A SURGE in the number of children’s books sold in Australia in the past year has quashed predictions children would turn away from printed books in favour of electronic books.
Collins Booksellers owner Margaret Schwebel says the popularity of children’s books augers well for the future of bookshops.
“We have more than a quarter of our shop dedicated to children’s books now,” she said.
Children’s book sales rose by 12.5 per cent in the past year, with many older titles retaining their popularity.
“Whenever we go to one of our many book fairs it’s lovely to see children just run for a book and claim it as their own, and I’ve never once heard a child say they’ve got it on E-reader,” Mrs Schwebel said.
She said it was the high quality of children’s reading and picture books that contributed to the strong market.
“Children’s picture books now have magnificent illustrations, they are a work of art,” she said.
Mrs Schwebel said classic children’s books were as popular as ever, and were not being overlooked for newer titles.
“Books like The Magic Faraway Tree, and the Wizard of Oz, for example, are being beautifully produced with new illustrations and covers, and so are so many of the classics that have been around for years,” she said.
Mem Fox’s Possum Magic topped the list of sales in Australia last year.
Mrs Schwebel said one big surprise was the popularity of the book for adolescents The Fault In Their Stars, which tells the story of two teenagers with cancer who meet at a support group.
“We’ve sold so many copies of this book,” she said.
“There’s a real turn away from the vampire-type stories, which were so popular with this age group.”

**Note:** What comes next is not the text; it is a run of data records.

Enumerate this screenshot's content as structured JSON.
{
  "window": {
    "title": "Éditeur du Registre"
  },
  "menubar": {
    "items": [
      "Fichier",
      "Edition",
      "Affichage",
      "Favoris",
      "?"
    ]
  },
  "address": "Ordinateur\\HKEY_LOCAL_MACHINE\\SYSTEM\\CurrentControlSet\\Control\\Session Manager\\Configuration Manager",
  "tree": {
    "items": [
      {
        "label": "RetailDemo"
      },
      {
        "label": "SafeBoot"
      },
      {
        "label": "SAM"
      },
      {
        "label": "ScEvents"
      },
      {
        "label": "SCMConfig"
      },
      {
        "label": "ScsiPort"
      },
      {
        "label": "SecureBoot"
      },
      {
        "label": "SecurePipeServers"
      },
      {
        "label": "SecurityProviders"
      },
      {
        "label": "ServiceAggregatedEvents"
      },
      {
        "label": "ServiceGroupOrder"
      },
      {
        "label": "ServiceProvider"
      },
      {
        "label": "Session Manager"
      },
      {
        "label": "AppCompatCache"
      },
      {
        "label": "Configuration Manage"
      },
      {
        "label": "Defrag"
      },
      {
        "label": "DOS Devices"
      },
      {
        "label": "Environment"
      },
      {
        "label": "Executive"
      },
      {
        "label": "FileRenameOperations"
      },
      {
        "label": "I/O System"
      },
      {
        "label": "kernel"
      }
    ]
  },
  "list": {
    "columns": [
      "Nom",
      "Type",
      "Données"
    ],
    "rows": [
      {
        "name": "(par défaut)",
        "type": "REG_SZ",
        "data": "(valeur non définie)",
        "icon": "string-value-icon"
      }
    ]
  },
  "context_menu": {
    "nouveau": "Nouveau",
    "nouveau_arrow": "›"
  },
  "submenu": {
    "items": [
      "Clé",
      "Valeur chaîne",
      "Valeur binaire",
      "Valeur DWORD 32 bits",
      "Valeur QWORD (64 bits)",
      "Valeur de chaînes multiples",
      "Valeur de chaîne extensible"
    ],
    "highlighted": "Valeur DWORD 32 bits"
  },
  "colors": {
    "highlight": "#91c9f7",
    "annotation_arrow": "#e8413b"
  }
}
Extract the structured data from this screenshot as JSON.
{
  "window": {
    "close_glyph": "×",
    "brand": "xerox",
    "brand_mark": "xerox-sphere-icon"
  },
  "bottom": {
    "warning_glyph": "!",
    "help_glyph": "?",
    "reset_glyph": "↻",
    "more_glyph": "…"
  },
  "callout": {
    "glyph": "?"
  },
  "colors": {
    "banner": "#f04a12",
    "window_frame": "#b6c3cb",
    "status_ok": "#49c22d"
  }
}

Books for boys also account for part of the increase in book sales, according to Mrs Schwebel.
“Authors such as Andy Griffiths and John Flanagan are huge at the moment for boys,” she said.